What you are asked to do
Using the data below, please return every line exactly as given.

Collection entries
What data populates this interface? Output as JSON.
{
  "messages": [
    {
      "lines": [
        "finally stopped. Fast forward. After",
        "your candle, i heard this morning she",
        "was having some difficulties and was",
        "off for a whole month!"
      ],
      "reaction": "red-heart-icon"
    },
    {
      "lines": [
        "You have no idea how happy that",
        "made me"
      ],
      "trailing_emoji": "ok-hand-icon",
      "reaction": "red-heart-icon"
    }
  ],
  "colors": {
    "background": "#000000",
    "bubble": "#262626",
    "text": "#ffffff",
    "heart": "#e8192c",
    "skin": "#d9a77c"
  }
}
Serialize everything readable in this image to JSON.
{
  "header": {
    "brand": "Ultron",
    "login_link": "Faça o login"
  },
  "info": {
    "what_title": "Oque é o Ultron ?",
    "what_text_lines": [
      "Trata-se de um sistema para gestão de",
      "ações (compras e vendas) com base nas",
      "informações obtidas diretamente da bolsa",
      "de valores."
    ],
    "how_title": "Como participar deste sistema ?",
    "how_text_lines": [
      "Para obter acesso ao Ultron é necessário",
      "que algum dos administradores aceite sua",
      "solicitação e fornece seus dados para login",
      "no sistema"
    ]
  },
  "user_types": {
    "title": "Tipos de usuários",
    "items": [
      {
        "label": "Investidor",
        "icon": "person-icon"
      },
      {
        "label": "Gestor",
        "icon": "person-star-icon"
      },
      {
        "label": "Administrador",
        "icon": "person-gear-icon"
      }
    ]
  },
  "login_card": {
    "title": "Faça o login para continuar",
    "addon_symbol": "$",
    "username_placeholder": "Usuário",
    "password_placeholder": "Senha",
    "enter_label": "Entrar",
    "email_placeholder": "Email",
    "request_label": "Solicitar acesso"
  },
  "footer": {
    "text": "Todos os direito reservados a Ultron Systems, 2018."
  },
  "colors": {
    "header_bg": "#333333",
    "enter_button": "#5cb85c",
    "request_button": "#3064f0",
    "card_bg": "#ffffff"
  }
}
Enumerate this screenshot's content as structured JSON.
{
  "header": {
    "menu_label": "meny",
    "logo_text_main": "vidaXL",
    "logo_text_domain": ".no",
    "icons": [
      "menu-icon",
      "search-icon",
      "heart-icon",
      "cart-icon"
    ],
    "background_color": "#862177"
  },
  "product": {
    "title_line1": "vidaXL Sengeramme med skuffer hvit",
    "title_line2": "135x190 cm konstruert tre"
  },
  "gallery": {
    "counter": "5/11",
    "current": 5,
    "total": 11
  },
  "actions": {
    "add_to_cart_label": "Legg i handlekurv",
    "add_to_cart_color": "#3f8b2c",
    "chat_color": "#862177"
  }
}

Solution for this problem
What data populates this interface? Output as JSON.
{
  "messages": [
    {
      "lines": [
        "finally stopped. Fast forward. After",
        "your candle, i heard this morning she",
        "was having some difficulties and was",
        "off for a whole month!"
      ],
      "reaction": "red-heart-icon"
    },
    {
      "lines": [
        "You have no idea how happy that",
        "made me"
      ],
      "trailing_emoji": "ok-hand-icon",
      "reaction": "red-heart-icon"
    }
  ],
  "colors": {
    "background": "#000000",
    "bubble": "#262626",
    "text": "#ffffff",
    "heart": "#e8192c",
    "skin": "#d9a77c"
  }
}
Serialize everything readable in this image to JSON.
{
  "header": {
    "brand": "Ultron",
    "login_link": "Faça o login"
  },
  "info": {
    "what_title": "Oque é o Ultron ?",
    "what_text_lines": [
      "Trata-se de um sistema para gestão de",
      "ações (compras e vendas) com base nas",
      "informações obtidas diretamente da bolsa",
      "de valores."
    ],
    "how_title": "Como participar deste sistema ?",
    "how_text_lines": [
      "Para obter acesso ao Ultron é necessário",
      "que algum dos administradores aceite sua",
      "solicitação e fornece seus dados para login",
      "no sistema"
    ]
  },
  "user_types": {
    "title": "Tipos de usuários",
    "items": [
      {
        "label": "Investidor",
        "icon": "person-icon"
      },
      {
        "label": "Gestor",
        "icon": "person-star-icon"
      },
      {
        "label": "Administrador",
        "icon": "person-gear-icon"
      }
    ]
  },
  "login_card": {
    "title": "Faça o login para continuar",
    "addon_symbol": "$",
    "username_placeholder": "Usuário",
    "password_placeholder": "Senha",
    "enter_label": "Entrar",
    "email_placeholder": "Email",
    "request_label": "Solicitar acesso"
  },
  "footer": {
    "text": "Todos os direito reservados a Ultron Systems, 2018."
  },
  "colors": {
    "header_bg": "#333333",
    "enter_button": "#5cb85c",
    "request_button": "#3064f0",
    "card_bg": "#ffffff"
  }
}
Enumerate this screenshot's content as structured JSON.
{
  "header": {
    "menu_label": "meny",
    "logo_text_main": "vidaXL",
    "logo_text_domain": ".no",
    "icons": [
      "menu-icon",
      "search-icon",
      "heart-icon",
      "cart-icon"
    ],
    "background_color": "#862177"
  },
  "product": {
    "title_line1": "vidaXL Sengeramme med skuffer hvit",
    "title_line2": "135x190 cm konstruert tre"
  },
  "gallery": {
    "counter": "5/11",
    "current": 5,
    "total": 11
  },
  "actions": {
    "add_to_cart_label": "Legg i handlekurv",
    "add_to_cart_color": "#3f8b2c",
    "chat_color": "#862177"
  }
}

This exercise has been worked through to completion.